● Activity:
Take every line containing "home" out of the records.

Dataset rows describing interfaces
+===+

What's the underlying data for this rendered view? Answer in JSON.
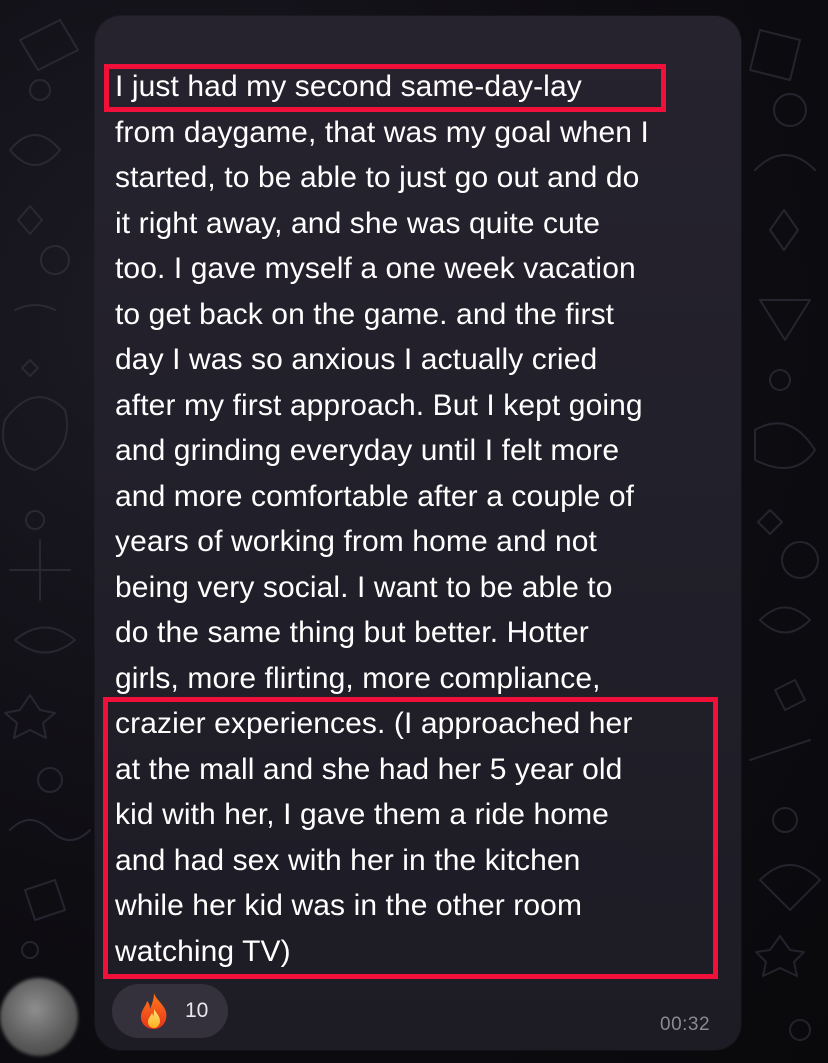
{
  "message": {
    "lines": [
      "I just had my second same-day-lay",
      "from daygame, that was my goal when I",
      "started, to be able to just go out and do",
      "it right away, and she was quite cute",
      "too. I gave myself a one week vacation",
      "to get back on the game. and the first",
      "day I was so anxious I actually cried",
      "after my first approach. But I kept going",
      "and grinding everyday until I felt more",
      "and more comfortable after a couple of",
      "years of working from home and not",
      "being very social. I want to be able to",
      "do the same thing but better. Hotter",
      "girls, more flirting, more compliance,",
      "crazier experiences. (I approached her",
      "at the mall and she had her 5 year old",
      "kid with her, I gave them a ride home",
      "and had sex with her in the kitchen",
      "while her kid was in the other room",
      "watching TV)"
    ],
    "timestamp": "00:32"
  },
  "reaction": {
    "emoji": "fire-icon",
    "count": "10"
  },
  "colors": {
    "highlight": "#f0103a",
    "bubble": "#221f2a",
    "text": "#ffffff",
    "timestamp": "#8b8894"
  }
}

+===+

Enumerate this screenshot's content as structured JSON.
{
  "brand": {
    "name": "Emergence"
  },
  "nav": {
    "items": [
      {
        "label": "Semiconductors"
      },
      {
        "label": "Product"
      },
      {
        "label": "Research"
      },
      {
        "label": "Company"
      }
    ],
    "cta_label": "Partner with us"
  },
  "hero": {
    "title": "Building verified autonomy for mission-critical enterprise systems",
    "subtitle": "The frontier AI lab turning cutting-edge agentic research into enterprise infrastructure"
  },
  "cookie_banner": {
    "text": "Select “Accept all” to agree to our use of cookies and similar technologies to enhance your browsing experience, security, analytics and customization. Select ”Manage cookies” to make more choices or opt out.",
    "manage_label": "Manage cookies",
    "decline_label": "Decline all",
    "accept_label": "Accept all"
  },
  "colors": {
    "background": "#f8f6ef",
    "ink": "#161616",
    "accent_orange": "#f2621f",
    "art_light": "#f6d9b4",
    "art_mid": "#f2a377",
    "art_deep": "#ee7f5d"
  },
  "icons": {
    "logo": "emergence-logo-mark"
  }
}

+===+

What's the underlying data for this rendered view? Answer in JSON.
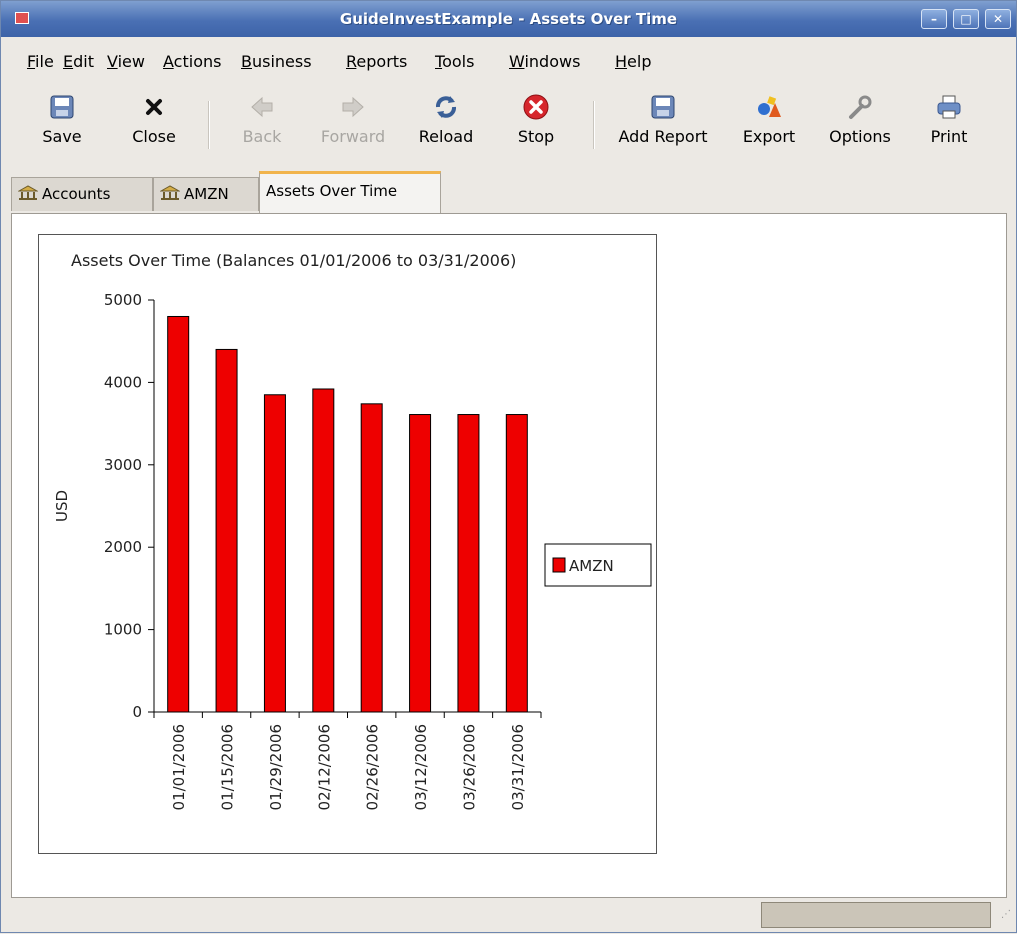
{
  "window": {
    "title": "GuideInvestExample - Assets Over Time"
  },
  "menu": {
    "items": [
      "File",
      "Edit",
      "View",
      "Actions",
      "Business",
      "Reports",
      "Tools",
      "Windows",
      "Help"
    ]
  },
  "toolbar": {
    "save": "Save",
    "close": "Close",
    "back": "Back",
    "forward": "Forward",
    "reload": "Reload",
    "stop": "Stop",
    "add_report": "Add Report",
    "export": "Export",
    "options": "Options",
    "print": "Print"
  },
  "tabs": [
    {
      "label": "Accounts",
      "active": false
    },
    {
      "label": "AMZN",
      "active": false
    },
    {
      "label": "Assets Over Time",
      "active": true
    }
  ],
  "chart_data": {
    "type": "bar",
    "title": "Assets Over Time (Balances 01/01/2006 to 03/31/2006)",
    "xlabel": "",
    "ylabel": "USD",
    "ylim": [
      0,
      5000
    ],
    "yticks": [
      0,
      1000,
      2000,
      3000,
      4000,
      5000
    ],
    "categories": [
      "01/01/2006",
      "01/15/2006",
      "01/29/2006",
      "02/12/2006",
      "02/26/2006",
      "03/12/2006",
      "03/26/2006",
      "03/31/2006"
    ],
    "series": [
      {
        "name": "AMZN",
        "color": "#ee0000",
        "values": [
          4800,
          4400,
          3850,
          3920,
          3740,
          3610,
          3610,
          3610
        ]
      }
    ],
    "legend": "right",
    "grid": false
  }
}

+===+

● The answer:
      "years of working from home and not",
      "kid with her, I gave them a ride home",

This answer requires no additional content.